The main objective for 2012 is to maintain sales volume growth. We are investing in the improvement of our production lines with the goal of increased efficiency. To do this, we will replace older equipment with higher production capacity tools.
Our aim is to help our consultants grow personally, professionally, and economically. People join the company, stay in the company, and thrive with the products and the sales system. We work heavily with incentives, premiums, trips, conventions, and seminars.
DEGREES OF BEAUTY
We started manufacturing in Ecuador in 1985 and used to produce lipsticks and nail polish. Later on we moved into fragrances, which today make up 50% of our sales. But we also do creams, healthcare products, deodorants, and shampoos—a whole range of beauty products.
TURNING TO IMPORTS
In the beginning, more people were consuming local products, which was good for everyone, because taxes were hurting imported products. But all of a sudden, especially in fragrances, which were highly taxed, people began turning away from national products, and opting to buy imported goods.

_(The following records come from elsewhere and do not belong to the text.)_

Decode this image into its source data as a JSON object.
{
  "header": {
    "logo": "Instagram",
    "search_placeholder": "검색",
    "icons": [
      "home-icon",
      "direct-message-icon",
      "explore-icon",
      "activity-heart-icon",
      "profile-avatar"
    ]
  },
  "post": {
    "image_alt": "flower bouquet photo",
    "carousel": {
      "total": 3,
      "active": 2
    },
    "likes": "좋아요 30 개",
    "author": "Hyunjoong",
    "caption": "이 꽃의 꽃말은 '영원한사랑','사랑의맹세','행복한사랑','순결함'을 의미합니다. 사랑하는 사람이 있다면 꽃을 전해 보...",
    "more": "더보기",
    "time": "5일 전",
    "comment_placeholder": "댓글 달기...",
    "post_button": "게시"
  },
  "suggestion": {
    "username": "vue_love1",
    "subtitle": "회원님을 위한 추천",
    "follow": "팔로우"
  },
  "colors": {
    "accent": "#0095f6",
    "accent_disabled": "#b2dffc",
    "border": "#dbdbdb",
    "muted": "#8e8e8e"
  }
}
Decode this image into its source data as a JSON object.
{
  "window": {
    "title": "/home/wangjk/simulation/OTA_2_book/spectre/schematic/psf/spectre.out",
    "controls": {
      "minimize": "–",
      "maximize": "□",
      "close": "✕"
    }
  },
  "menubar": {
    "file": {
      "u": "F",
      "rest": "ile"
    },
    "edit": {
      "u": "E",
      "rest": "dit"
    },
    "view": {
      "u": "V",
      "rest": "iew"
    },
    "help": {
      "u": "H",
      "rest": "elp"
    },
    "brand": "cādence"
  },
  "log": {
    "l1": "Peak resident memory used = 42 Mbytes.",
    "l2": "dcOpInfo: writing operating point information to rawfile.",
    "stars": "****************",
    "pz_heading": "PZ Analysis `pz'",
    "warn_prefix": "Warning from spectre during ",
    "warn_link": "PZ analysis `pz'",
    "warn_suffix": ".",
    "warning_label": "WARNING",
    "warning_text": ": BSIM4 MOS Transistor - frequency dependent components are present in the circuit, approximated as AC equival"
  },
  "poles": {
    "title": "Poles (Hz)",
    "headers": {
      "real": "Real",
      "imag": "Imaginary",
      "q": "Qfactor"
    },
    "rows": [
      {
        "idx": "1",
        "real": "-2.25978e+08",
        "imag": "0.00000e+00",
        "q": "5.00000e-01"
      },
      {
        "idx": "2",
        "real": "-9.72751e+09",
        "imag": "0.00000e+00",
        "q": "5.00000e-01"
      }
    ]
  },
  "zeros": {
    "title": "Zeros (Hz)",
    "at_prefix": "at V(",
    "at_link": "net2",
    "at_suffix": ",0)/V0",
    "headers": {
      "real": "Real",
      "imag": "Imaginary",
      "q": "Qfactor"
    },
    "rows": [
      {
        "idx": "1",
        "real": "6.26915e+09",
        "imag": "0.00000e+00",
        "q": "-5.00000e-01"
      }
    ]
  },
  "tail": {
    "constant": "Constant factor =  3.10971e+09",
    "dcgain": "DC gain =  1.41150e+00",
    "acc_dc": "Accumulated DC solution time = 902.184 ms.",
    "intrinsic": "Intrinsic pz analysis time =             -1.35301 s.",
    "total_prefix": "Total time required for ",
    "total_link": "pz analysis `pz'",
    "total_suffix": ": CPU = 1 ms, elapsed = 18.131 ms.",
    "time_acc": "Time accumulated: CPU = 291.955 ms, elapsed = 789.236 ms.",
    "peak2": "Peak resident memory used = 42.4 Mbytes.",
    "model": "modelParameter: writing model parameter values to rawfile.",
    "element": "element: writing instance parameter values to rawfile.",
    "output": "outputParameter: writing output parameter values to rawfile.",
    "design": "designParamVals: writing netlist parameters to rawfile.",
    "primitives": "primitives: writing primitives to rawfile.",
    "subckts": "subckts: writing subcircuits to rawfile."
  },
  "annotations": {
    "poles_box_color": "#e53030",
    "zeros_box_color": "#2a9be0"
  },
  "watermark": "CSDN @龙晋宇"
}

In 2011, we had a good supply of milk, which is our basic raw material. With the implementation of new infrastructure in provinces such as Manabí, it was much easier for us gather a good milk supply. We were able to increase milk production and stabilize its price.
To boost production we began a program with small-scale farmers and suppliers who were producing no more than around 50 liters a day. TONI provided training on how to produce milk, and many of the farmers began processing 500 liters of milk per day.
In Ecuador, we have a 75% market share in all of our product segments. For that reason, we can’t expand at the speed we would like to. We recognize the need to either diversify with new products or start exporting our existing products to other countries in the region and to the Ecuadorean communities that live abroad.
© The Business Year